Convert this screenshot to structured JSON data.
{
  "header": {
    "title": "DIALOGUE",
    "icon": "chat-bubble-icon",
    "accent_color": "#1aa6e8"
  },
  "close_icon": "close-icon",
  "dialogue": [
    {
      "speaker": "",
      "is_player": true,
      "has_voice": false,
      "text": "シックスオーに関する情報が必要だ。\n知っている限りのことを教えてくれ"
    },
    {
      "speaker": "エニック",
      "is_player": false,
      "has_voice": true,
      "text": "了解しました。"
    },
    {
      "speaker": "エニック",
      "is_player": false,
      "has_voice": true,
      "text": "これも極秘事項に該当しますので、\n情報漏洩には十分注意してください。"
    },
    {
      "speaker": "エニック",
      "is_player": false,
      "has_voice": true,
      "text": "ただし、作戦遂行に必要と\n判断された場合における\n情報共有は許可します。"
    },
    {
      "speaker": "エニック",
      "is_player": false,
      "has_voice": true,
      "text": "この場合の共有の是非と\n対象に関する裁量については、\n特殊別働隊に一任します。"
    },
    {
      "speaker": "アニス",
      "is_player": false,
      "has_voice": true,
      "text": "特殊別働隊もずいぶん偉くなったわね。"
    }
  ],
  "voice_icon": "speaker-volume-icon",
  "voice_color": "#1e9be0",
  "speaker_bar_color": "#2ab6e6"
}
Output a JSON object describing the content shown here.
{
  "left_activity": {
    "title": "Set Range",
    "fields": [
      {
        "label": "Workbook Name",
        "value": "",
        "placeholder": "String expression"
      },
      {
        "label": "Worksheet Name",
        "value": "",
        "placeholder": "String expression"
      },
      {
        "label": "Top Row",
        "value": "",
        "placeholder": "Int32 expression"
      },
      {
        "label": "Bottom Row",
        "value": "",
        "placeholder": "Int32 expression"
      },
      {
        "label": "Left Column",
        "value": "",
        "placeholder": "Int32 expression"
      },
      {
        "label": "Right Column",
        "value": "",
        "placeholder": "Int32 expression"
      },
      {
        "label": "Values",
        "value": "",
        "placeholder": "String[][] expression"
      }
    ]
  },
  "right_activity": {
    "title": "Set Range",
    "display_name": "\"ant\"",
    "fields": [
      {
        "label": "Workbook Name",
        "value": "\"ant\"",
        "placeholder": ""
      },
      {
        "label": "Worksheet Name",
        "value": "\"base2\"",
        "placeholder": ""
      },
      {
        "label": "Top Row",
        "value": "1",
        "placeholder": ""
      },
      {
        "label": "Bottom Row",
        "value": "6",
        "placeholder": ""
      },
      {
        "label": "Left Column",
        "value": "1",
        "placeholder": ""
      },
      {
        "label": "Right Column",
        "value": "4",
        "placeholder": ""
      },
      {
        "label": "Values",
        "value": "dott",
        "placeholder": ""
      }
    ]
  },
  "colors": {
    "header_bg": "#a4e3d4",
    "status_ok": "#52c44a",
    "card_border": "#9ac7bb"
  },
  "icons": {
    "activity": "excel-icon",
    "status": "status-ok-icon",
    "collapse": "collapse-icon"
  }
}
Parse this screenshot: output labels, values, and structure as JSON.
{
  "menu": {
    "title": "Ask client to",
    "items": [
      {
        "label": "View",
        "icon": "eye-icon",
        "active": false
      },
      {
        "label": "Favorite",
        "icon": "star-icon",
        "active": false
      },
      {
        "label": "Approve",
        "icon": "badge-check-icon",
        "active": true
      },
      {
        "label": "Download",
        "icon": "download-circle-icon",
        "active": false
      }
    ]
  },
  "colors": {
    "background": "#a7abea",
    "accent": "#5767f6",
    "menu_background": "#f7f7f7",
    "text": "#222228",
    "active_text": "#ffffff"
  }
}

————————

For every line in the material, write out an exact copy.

Convert this screenshot to structured JSON data.
{
  "header": {
    "title": "DIALOGUE",
    "icon": "chat-bubble-icon",
    "accent_color": "#1aa6e8"
  },
  "close_icon": "close-icon",
  "dialogue": [
    {
      "speaker": "",
      "is_player": true,
      "has_voice": false,
      "text": "シックスオーに関する情報が必要だ。\n知っている限りのことを教えてくれ"
    },
    {
      "speaker": "エニック",
      "is_player": false,
      "has_voice": true,
      "text": "了解しました。"
    },
    {
      "speaker": "エニック",
      "is_player": false,
      "has_voice": true,
      "text": "これも極秘事項に該当しますので、\n情報漏洩には十分注意してください。"
    },
    {
      "speaker": "エニック",
      "is_player": false,
      "has_voice": true,
      "text": "ただし、作戦遂行に必要と\n判断された場合における\n情報共有は許可します。"
    },
    {
      "speaker": "エニック",
      "is_player": false,
      "has_voice": true,
      "text": "この場合の共有の是非と\n対象に関する裁量については、\n特殊別働隊に一任します。"
    },
    {
      "speaker": "アニス",
      "is_player": false,
      "has_voice": true,
      "text": "特殊別働隊もずいぶん偉くなったわね。"
    }
  ],
  "voice_icon": "speaker-volume-icon",
  "voice_color": "#1e9be0",
  "speaker_bar_color": "#2ab6e6"
}
Output a JSON object describing the content shown here.
{
  "left_activity": {
    "title": "Set Range",
    "fields": [
      {
        "label": "Workbook Name",
        "value": "",
        "placeholder": "String expression"
      },
      {
        "label": "Worksheet Name",
        "value": "",
        "placeholder": "String expression"
      },
      {
        "label": "Top Row",
        "value": "",
        "placeholder": "Int32 expression"
      },
      {
        "label": "Bottom Row",
        "value": "",
        "placeholder": "Int32 expression"
      },
      {
        "label": "Left Column",
        "value": "",
        "placeholder": "Int32 expression"
      },
      {
        "label": "Right Column",
        "value": "",
        "placeholder": "Int32 expression"
      },
      {
        "label": "Values",
        "value": "",
        "placeholder": "String[][] expression"
      }
    ]
  },
  "right_activity": {
    "title": "Set Range",
    "display_name": "\"ant\"",
    "fields": [
      {
        "label": "Workbook Name",
        "value": "\"ant\"",
        "placeholder": ""
      },
      {
        "label": "Worksheet Name",
        "value": "\"base2\"",
        "placeholder": ""
      },
      {
        "label": "Top Row",
        "value": "1",
        "placeholder": ""
      },
      {
        "label": "Bottom Row",
        "value": "6",
        "placeholder": ""
      },
      {
        "label": "Left Column",
        "value": "1",
        "placeholder": ""
      },
      {
        "label": "Right Column",
        "value": "4",
        "placeholder": ""
      },
      {
        "label": "Values",
        "value": "dott",
        "placeholder": ""
      }
    ]
  },
  "colors": {
    "header_bg": "#a4e3d4",
    "status_ok": "#52c44a",
    "card_border": "#9ac7bb"
  },
  "icons": {
    "activity": "excel-icon",
    "status": "status-ok-icon",
    "collapse": "collapse-icon"
  }
}
Parse this screenshot: output labels, values, and structure as JSON.
{
  "menu": {
    "title": "Ask client to",
    "items": [
      {
        "label": "View",
        "icon": "eye-icon",
        "active": false
      },
      {
        "label": "Favorite",
        "icon": "star-icon",
        "active": false
      },
      {
        "label": "Approve",
        "icon": "badge-check-icon",
        "active": true
      },
      {
        "label": "Download",
        "icon": "download-circle-icon",
        "active": false
      }
    ]
  },
  "colors": {
    "background": "#a7abea",
    "accent": "#5767f6",
    "menu_background": "#f7f7f7",
    "text": "#222228",
    "active_text": "#ffffff"
  }
}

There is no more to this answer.